- **DIRECTIONS**
Take each line of the data that contains the string "your" and copy it.

Component data from apps and pages
*-*-*
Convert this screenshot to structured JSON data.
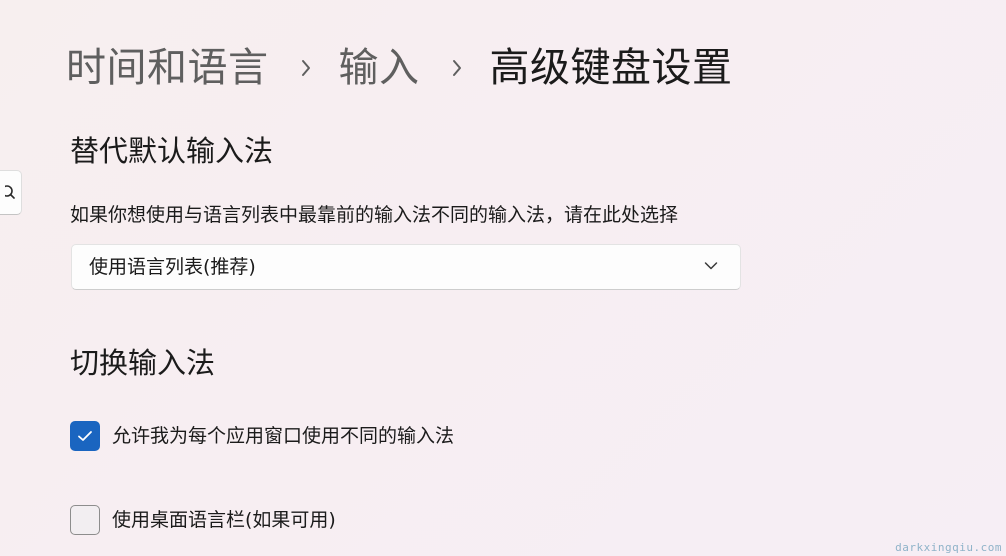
{
  "breadcrumb": {
    "items": [
      "时间和语言",
      "输入",
      "高级键盘设置"
    ]
  },
  "sections": {
    "override": {
      "title": "替代默认输入法",
      "description": "如果你想使用与语言列表中最靠前的输入法不同的输入法，请在此处选择",
      "dropdown_value": "使用语言列表(推荐)"
    },
    "switching": {
      "title": "切换输入法",
      "options": [
        {
          "label": "允许我为每个应用窗口使用不同的输入法",
          "checked": true
        },
        {
          "label": "使用桌面语言栏(如果可用)",
          "checked": false
        }
      ]
    }
  },
  "watermark": "darkxingqiu.com",
  "icons": {
    "breadcrumb_separator": "chevron-right-icon",
    "dropdown": "chevron-down-icon",
    "check": "checkmark-icon",
    "search": "search-icon"
  },
  "colors": {
    "accent": "#1a65c0",
    "text": "#1b1b1b",
    "breadcrumb_inactive": "#5f5f5f"
  }
}
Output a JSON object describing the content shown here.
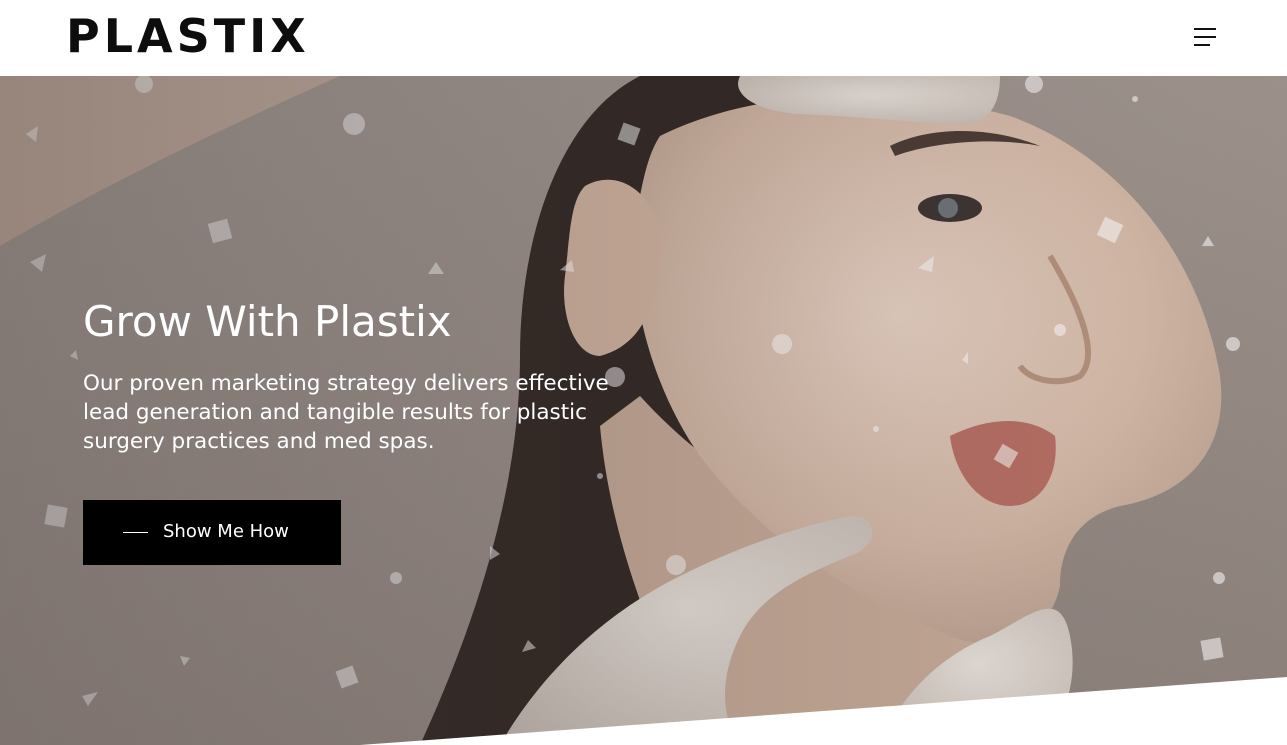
{
  "header": {
    "logo_text": "PLASTIX",
    "menu_icon": "hamburger-menu-icon"
  },
  "hero": {
    "title": "Grow With Plastix",
    "description": "Our proven marketing strategy delivers effective lead generation and tangible results for plastic surgery practices and med spas.",
    "cta_label": "Show Me How",
    "image_alt": "woman with gloved hands touching her face"
  },
  "colors": {
    "header_bg": "#ffffff",
    "logo": "#0d0d0d",
    "button_bg": "#000000",
    "button_text": "#ffffff",
    "hero_text": "#ffffff"
  }
}
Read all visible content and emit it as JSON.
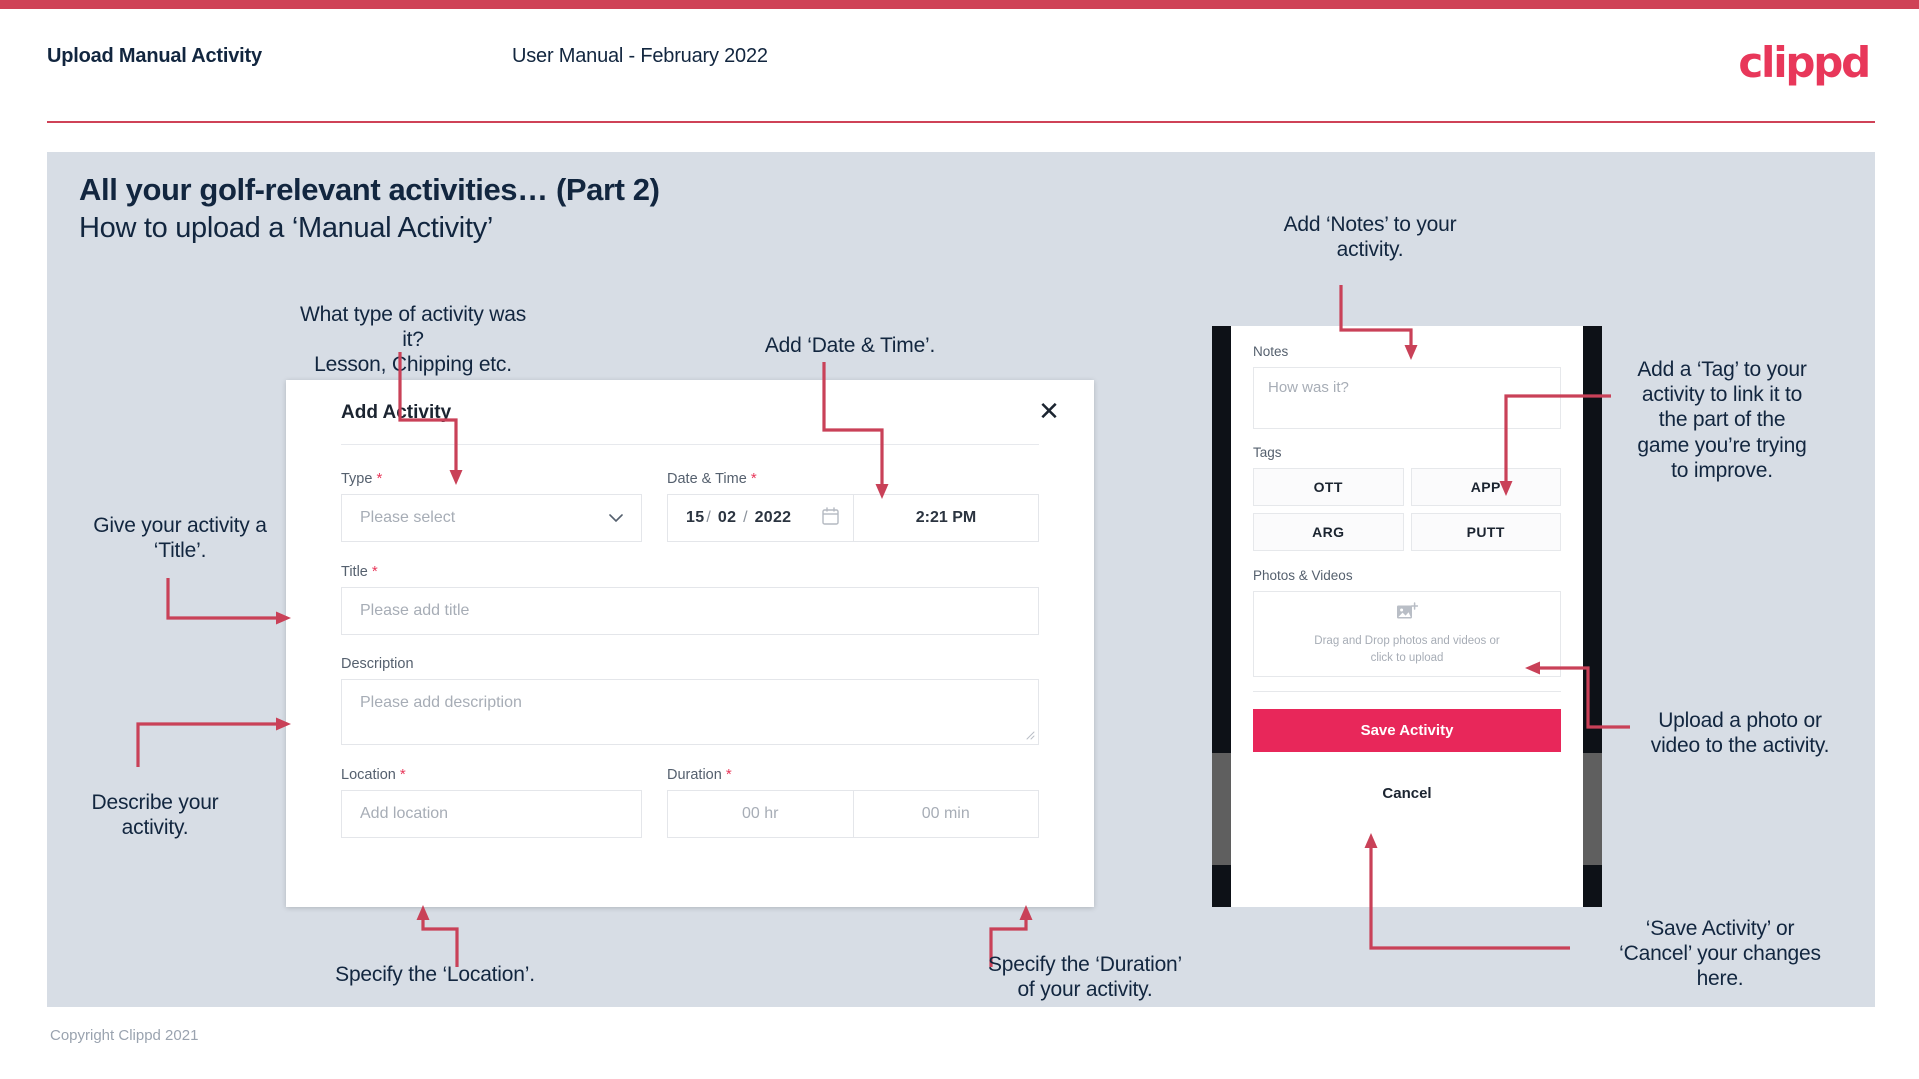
{
  "header": {
    "title": "Upload Manual Activity",
    "subtitle": "User Manual - February 2022",
    "logo": "clippd"
  },
  "slide": {
    "title": "All your golf-relevant activities… (Part 2)",
    "subtitle": "How to upload a ‘Manual Activity’"
  },
  "footer": {
    "copyright": "Copyright Clippd 2021"
  },
  "dialog": {
    "title": "Add Activity",
    "close_icon": "✕",
    "fields": {
      "type": {
        "label": "Type",
        "required": "*",
        "placeholder": "Please select",
        "chevron": "⌄"
      },
      "datetime": {
        "label": "Date & Time",
        "required": "*",
        "day": "15",
        "month": "02",
        "year": "2022",
        "separator": "/",
        "time": "2:21 PM"
      },
      "title": {
        "label": "Title",
        "required": "*",
        "placeholder": "Please add title"
      },
      "description": {
        "label": "Description",
        "placeholder": "Please add description"
      },
      "location": {
        "label": "Location",
        "required": "*",
        "placeholder": "Add location"
      },
      "duration": {
        "label": "Duration",
        "required": "*",
        "hours_placeholder": "00 hr",
        "minutes_placeholder": "00 min"
      }
    }
  },
  "phone": {
    "notes": {
      "label": "Notes",
      "placeholder": "How was it?"
    },
    "tags": {
      "label": "Tags",
      "items": [
        "OTT",
        "APP",
        "ARG",
        "PUTT"
      ]
    },
    "photos": {
      "label": "Photos & Videos",
      "drop_line1": "Drag and Drop photos and videos or",
      "drop_line2": "click to upload"
    },
    "save_label": "Save Activity",
    "cancel_label": "Cancel"
  },
  "annotations": {
    "type": "What type of activity was it?\nLesson, Chipping etc.",
    "type_l1": "What type of activity was it?",
    "type_l2": "Lesson, Chipping etc.",
    "datetime": "Add ‘Date & Time’.",
    "notes_l1": "Add ‘Notes’ to your",
    "notes_l2": "activity.",
    "tag_l1": "Add a ‘Tag’ to your",
    "tag_l2": "activity to link it to",
    "tag_l3": "the part of the",
    "tag_l4": "game you’re trying",
    "tag_l5": "to improve.",
    "title_l1": "Give your activity a",
    "title_l2": "‘Title’.",
    "describe_l1": "Describe your",
    "describe_l2": "activity.",
    "location": "Specify the ‘Location’.",
    "duration_l1": "Specify the ‘Duration’",
    "duration_l2": "of your activity.",
    "upload_l1": "Upload a photo or",
    "upload_l2": "video to the activity.",
    "save_l1": "‘Save Activity’ or",
    "save_l2": "‘Cancel’ your changes",
    "save_l3": "here."
  },
  "colors": {
    "brand": "#e8375a",
    "accent_bar": "#cf4257",
    "arrow": "#c94158",
    "slide_bg": "#d7dde5",
    "text": "#12263f"
  }
}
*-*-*
- **EXERCISE OUTPUT**
    "title": "All your golf-relevant activities… (Part 2)",
    "notes_l1": "Add ‘Notes’ to your",
    "tag_l1": "Add a ‘Tag’ to your",
    "title_l1": "Give your activity a",
    "describe_l1": "Describe your",
    "duration_l2": "of your activity.",
    "save_l2": "‘Cancel’ your changes",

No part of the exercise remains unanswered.